As soon as I arrived in Russia I was overwhelmed with all I could see around me. The buildings, the landscape, the language, the fashion -- OH, the fashion! -- there was so much to take in. By the time we all met up we had two hours to buy train tickets, take a quick look at the Red Square, and get all our things for our overnight train ride to Veronezh (pronounced Ver-oh-niche).
With my senses still at full alert I took in a lot more than I otherwise would have as we entered the train. It was easy to tell from the outside, the train was not up to par as the ones I've been on in Europe. Inside was dimly lit with dark walls and Persian runner rugs in the narrow halls. I heard the words "spasibo" and "pazhaluysta" passed around from the mouth of one person to another like a game of hot potato.
The room, also dimly lit, was small and cramped and had a rug which coordinated with the one in the hall. The walls were covered in a dark red fabric and the window, which we quickly opened due to the lack of air circulation, was dressed with glittery champagne colored drapes. The blankets provided looked like quilted table cloths. All told, the train screamed "RUSSIA" and couldn't have been better if I had come up with the design myself.
By 11pm we were all in bed as the train rocked back and forth on the tracks. With the window open we could hear every squeak and turn the train made. 30 minutes later the train started jerking to a halt. The breaks were squealing- the sound was nearly deafening, we were still rocking back and forth, and with the occasional jolt from the train slowing we were lucky we didn't fall out of our beds.
That's when it happened. The voice. A strong, abrupt, commanding female voice over the loud speaker saying something in Russian in a tone that made my blood run cold. The heat, the cramped room, the fabric walls, the Persian rug on the floor, the rocking back and forth, the jerking, the voice... it was all too much. All I could think was, "HOLY COW, WWII!". And as blasphemous as it may sound, the vision of Jews in gray jumpsuits lined up on the platform of the train station where we had just stopped came to mind.
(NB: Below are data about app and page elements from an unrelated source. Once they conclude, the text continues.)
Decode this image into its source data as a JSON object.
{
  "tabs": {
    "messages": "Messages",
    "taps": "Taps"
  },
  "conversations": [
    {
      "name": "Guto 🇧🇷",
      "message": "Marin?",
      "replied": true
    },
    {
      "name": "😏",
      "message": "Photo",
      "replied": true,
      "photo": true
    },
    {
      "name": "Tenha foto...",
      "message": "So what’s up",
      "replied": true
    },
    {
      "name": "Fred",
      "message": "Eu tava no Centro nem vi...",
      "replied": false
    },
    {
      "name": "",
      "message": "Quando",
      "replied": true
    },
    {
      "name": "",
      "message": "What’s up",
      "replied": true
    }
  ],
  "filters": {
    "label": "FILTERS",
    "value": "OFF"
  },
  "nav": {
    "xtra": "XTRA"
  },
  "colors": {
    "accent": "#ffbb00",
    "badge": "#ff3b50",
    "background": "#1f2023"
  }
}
No, there really was no better way to say "Welcome to Russia, Claire!" than that.